Devotional Message: The 5th Sunday after Pentecost; Proper 7B (6/24/2018)
Psalm 107:1-3, 23-32
2nd Corinthians 6:1-13
St. Mark 4:35-41
1st Samuel 17:[1a, 4-11, 19-23] 32-49
Prayer of the Day
O God of creation, eternal majesty, you preside over land and sea, sunshine and storm. By your strength pilot us, by your power preserve us, by your wisdom instruct us, and by your hand protect us, through Jesus Christ, our Savior and Lord. Amen.
Text for This Sunday
4:35 On that day, when evening had come, [Jesus] said to them, “Let us go across to the other side.” 36 And leaving the crowd behind, they took him with them in the boat, just as he was. Other boats were with him. 37 A great windstorm arose, and the waves beat into the boat, so that the boat was already being swamped. 38 But he was in the stern, asleep on the cushion; and they woke him up and said to him, “Teacher, do you not care that we are perishing?” 39 He woke up and rebuked the wind, and said to the sea, “Peace! Be still!” Then the wind ceased, and there was a dead calm.40 He said to them, “Why are you afraid? Have you still no faith?” 41 And they were filled with great awe and said to one another, “Who then is this, that even the wind and the sea obey him?”
St. Mark 4:35-41 New Revised Standard Version Bible (C)1989, Division of Christian Education of the National Council of the Churches of Christ in the United States of America.
Message: Who, then, Is This?
There are stories from the Gospel accounts that make me realize how astounding it must have been to be a follower of Jesus. This certainly is true as the disciples watch him heal the sick, raise the dead, feed the masses, speak truth to power, and teach with wisdom. But this story: astounding:
Jesus is at the seaside teaching, possibly near Capernaum on the north side of the Sea of Galilee. The crowds become so large, that he boards a small boat, puts out a short distance from the shore, and teaches them from there. A sower… a lamp under a bushel… a growing crop… a mustard seed...
After spending time with the crowd, Jesus decides to make his way across the waters, toward the land of the Gadarenes. From the safety and familiarity of Galilee, to the unknown and threatening land across the way. (Where, by the way, he immediately meets a man who is afflicted with an unclean spirit, and who lives in the tombs, but I get ahead of the story here.)

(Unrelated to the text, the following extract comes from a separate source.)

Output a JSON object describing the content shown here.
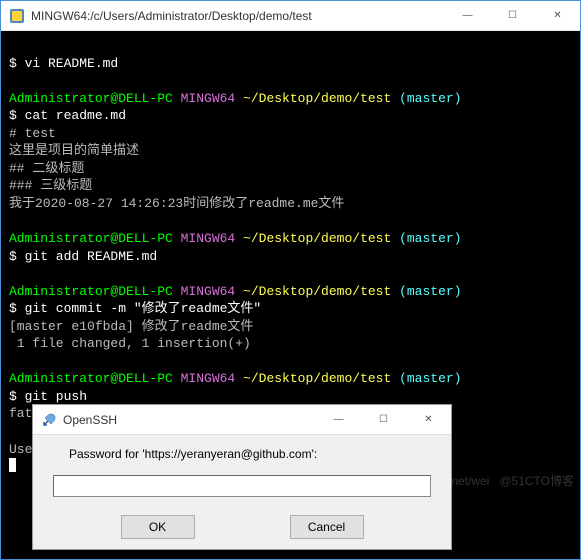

Making their way across the waters Jesus, exhausted after being pressed by the crowds, finds a place in the stern where he can catch a few winks on a cushion. While he is asleep, a great windstorm arises, and the boat begins filling up with water. The disciples are terrified. At his word — at his word! — the winds cease, and there is a dead calm. The disciples say to one another, “Who then is this, that even the wind and the sea obey him?”
No kidding! Who is this? The spirits flee from him. The religious elite fear him. Damaged and unwell bodies respond to him. Even the winds seem to be at his beck and call. “Who then is this, that even the wind and the sea obey him?”
This is early in the story, of course. There is much more to come. Soon the disciples will begin to hear testimony from Jesus that will astonish them. Bit by bit they will come to understand him in new and amazing ways. It will all culminate in the eighth chapter when Peter cries out, “You are the Messiah.” (8:29) But at this point in the story is is simply amazement. “A great awe,” St. Mark tells us.
And so a great storm is followed by a great calm which causes a great awe to take hold of his followers. Who is this? It is Jesus. The Son of God. The incarnate Christ. The fullness of God, living among us; an expression of God’s deep and passionate desire that we be well.
In the midst of our difficult times, how often has it been the case that Jesus was right there — maybe even asleep on the cushion at our side — and we didn’t even know it? Yet he continues with us. At our side every step of the way. Never leaving us. Always loving us. Our rock and our salvation. “Yea, though I walk through the valley of the shadow of death I will fear no evil: for thou art with me!”
Who is this? The one who is with me. Thanks be to God!
David J. Risendal, Pastor
Exploring This Week’s Gospel
- What causes the disciples to be so afraid?
- Why do they ask him (accuse him?) about whether he cares that they are perishing?
- What must they be thinking, as they row the rest of the way to the land of the Gadarenes?
Connecting with This Week’s Gospel
- When has God been with me, in a time when I was unaware of it?
- How has the presence of God in my life carried me through an especially difficult time?
- How might I become an instrument of God’s presence for someone else, in a difficult time?